Data records for software interfaces:
----------
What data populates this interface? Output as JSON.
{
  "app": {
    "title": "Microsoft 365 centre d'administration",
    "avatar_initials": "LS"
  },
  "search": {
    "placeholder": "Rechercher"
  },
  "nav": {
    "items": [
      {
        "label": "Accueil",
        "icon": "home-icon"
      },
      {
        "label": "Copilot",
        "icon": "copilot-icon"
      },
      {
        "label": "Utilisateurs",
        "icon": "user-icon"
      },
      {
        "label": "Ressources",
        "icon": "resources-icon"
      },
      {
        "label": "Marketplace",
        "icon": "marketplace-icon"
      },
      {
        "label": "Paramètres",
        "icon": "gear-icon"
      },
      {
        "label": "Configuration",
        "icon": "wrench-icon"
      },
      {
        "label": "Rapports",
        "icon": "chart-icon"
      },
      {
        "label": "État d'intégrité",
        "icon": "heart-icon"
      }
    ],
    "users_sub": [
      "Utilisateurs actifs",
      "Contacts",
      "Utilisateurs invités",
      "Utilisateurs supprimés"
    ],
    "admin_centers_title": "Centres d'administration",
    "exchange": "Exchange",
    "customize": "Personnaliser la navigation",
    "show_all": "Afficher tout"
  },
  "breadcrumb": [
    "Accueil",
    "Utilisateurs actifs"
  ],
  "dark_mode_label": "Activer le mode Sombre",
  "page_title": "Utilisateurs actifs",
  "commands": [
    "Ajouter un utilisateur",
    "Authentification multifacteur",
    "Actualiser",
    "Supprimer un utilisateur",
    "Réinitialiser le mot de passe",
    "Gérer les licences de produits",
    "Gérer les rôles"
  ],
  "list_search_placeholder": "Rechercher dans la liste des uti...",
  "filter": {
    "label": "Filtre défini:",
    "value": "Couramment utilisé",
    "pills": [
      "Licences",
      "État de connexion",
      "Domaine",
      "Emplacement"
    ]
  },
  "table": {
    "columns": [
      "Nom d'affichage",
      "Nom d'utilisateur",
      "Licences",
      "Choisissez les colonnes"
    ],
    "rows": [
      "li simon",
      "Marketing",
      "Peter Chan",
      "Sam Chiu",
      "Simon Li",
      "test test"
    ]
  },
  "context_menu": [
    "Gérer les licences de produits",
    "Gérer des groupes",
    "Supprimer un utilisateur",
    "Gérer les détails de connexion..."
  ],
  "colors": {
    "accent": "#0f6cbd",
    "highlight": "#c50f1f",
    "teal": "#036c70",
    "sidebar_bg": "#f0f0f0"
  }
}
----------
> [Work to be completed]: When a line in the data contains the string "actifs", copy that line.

> [Finished task]:
      "Utilisateurs actifs",
    "Utilisateurs actifs"
  "page_title": "Utilisateurs actifs",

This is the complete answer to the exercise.